Saved entries:

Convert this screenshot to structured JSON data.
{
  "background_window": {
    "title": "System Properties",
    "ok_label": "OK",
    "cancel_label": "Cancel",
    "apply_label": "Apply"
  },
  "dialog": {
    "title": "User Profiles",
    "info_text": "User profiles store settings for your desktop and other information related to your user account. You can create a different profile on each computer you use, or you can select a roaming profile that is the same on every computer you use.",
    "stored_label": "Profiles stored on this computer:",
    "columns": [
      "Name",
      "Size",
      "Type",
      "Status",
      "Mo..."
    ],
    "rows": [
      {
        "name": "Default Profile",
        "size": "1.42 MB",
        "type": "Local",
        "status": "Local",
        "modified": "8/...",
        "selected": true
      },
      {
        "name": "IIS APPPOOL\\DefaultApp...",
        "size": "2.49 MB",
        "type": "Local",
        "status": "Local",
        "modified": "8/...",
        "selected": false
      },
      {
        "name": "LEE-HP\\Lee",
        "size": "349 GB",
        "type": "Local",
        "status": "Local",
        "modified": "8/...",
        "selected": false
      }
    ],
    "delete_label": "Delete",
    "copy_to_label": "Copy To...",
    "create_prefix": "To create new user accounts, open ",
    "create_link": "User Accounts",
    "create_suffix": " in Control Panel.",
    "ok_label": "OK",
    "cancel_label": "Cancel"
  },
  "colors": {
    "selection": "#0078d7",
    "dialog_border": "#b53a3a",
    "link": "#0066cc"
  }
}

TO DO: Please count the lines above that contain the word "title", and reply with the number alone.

SOLUTION: 2